Exercise instructions | Wherever a line in the records contains the word "data", return that line.

Records supplied |
:::::
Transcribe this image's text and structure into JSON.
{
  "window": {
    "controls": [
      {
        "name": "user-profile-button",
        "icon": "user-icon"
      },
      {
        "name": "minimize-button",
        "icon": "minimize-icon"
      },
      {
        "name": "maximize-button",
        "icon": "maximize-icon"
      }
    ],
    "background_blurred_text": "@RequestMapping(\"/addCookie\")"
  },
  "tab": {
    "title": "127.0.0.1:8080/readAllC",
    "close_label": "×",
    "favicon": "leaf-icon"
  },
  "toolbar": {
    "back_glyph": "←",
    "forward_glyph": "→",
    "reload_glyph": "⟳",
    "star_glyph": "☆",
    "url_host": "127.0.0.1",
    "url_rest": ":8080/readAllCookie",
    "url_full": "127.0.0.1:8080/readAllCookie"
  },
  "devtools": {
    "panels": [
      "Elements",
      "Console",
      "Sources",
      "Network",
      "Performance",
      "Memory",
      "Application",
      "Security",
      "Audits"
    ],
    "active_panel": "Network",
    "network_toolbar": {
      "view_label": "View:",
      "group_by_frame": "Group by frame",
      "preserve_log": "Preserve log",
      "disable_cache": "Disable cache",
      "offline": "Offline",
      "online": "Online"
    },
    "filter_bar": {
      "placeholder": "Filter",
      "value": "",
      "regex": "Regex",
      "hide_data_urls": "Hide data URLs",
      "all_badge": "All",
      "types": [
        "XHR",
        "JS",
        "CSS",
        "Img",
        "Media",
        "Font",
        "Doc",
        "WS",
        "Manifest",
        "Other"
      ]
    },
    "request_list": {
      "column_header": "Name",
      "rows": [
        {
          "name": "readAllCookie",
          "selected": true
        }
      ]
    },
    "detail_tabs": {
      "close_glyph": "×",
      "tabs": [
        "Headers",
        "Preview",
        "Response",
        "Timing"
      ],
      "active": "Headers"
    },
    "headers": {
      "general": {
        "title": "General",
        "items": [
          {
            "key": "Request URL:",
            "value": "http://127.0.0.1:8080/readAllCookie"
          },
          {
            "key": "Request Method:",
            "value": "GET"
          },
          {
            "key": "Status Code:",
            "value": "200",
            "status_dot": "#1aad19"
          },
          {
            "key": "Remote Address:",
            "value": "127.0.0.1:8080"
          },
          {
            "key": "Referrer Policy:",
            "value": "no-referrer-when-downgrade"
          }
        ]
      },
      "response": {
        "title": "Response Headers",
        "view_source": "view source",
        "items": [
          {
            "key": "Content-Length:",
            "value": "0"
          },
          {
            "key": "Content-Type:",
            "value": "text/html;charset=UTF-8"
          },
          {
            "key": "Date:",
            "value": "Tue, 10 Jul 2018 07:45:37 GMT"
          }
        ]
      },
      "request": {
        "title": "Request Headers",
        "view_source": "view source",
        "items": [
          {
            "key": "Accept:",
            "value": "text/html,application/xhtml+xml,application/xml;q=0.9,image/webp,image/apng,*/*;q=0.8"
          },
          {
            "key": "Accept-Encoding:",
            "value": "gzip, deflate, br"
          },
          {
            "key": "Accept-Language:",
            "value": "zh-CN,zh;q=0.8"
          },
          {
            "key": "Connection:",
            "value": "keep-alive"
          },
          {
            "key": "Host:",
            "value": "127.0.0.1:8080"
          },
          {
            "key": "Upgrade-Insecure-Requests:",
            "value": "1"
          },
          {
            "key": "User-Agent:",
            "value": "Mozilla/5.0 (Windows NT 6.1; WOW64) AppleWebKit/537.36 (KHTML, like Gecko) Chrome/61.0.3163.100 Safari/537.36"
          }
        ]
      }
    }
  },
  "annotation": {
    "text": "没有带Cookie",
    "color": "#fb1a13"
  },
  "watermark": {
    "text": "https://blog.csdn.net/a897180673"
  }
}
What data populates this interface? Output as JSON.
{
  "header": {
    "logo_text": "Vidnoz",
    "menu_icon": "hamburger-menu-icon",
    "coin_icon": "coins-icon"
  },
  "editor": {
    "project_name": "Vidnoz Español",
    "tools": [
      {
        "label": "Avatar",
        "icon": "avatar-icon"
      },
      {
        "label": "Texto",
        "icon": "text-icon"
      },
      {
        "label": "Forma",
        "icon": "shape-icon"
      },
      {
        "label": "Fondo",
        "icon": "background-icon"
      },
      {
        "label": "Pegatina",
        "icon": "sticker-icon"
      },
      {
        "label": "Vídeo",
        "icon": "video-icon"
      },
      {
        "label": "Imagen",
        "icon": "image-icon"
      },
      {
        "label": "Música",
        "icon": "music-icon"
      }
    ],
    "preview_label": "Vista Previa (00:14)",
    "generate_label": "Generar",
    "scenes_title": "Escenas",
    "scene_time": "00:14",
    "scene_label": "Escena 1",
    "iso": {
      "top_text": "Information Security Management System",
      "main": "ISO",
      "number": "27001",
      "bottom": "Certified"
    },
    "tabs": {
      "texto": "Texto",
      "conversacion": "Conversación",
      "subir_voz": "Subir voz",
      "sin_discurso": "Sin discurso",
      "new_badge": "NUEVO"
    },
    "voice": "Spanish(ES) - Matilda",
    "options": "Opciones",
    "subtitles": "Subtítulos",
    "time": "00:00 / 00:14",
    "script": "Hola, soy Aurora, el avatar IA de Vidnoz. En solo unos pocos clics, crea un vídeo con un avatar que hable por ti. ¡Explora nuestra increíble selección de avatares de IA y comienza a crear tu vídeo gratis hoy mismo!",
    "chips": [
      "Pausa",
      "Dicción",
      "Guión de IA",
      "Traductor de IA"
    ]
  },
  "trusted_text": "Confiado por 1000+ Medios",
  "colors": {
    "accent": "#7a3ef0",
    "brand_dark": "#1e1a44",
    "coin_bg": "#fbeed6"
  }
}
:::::
Answer to this exercise |
      "hide_data_urls": "Hide data URLs",
What data populates this interface? Output as JSON.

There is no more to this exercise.